Which is your favorite object, out of the ones you created?

The one that I will craft tomorrow. I never refuse challenges. I love to be both a creative person and a master artisan, combining design and know-how. I love every artwork that I make, and in particular “Aria e Fuoco” (Air and Fire, ndr.), an oil-lit chandelier which I consider a sorto of prototype of my production.

You have participated to workshops, performances, international exhibitions. Is there an episode that you remember in particular?

In 1996, during an edition of the international event “Aperto vetro” (Opened glass, ndr.), I was awarded as the best young artist of the year. My creation was a bunch of flowers: something that at time was not so commonly found, in the Muranese tradition. It was a vase with a bunch of roses: no one had ever created something similar.

Is there a request that surprised you particularly?

“I have received several bizarre requests, but the most curious and the most difficult to achieve was an enormous octopus, which I had to craft for some very important American clients who wanted it for their yacht. This creation was very particular, and there were various challenges: the height of the room, the vibration of the engine... I studied and experimented a great deal before creating the final object.

Which aspect of your work still makes you happy?

The feedback from my clients. But the best thing is to arrive into my furnace every morning, and see what I created the day before. The curiosity to wake up early in the morning and see how a creation has come out, is what still fascinates me.

What recommendation would you like to give to a young person who would like to pursue your career?

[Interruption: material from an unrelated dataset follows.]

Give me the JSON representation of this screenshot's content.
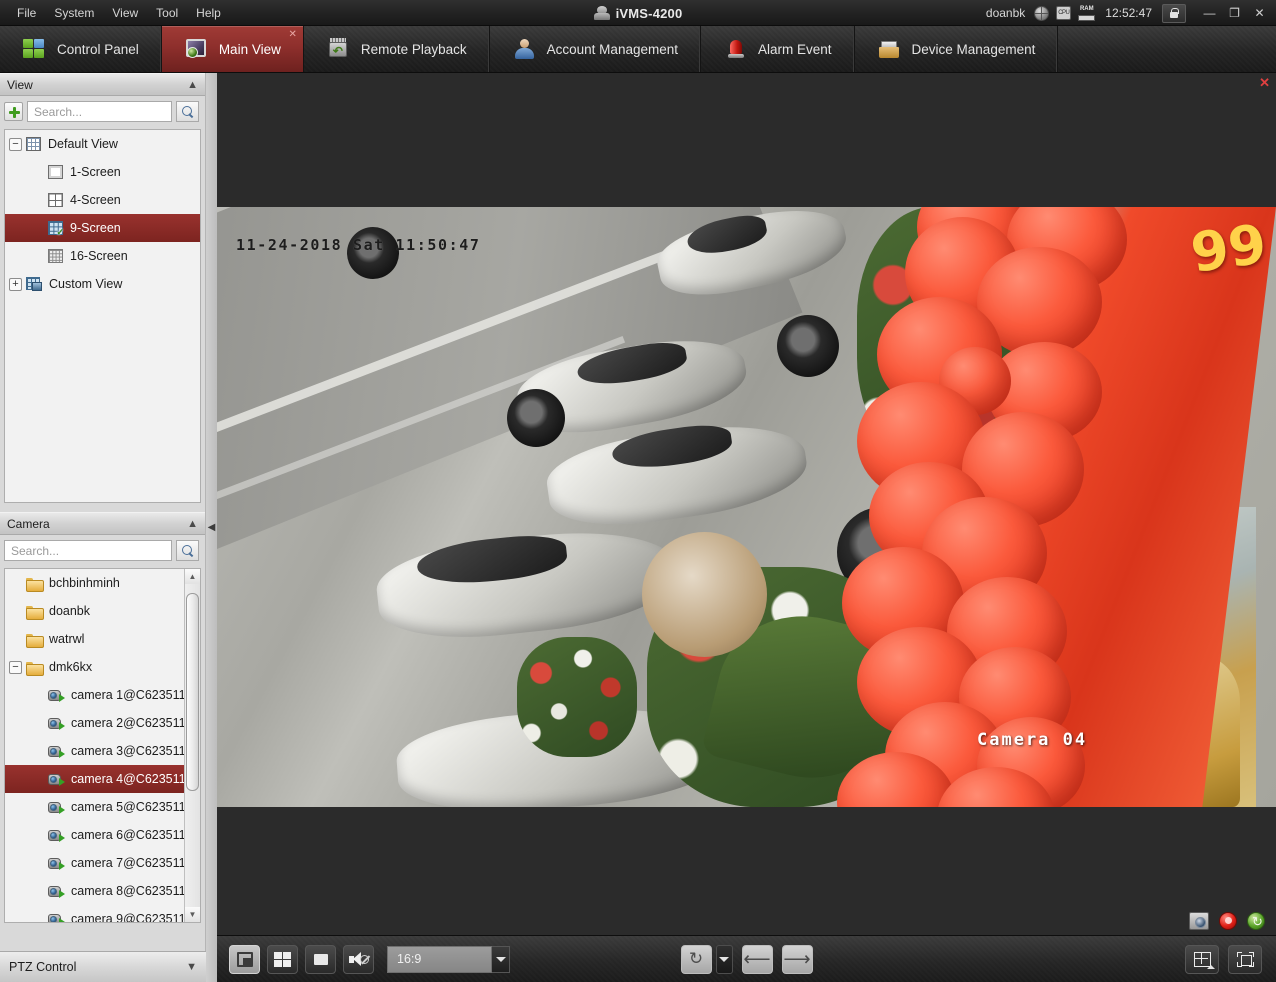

They must do it. The glass master has never been considered a good profession: the image of the craftsman is often presented in a not interesting way. I want to demonstrate that glassmaking is a noble, well-paid and satisfying job. The glassmakers not only use their hands with dignity, but are also creative. They can become designers themselves, putting in their works creativity, originality and experimentation; they are also businessmen, and they must therefore have a wide and complete vision of their activity, trying to combine good technique and business spirit in order to reach important results.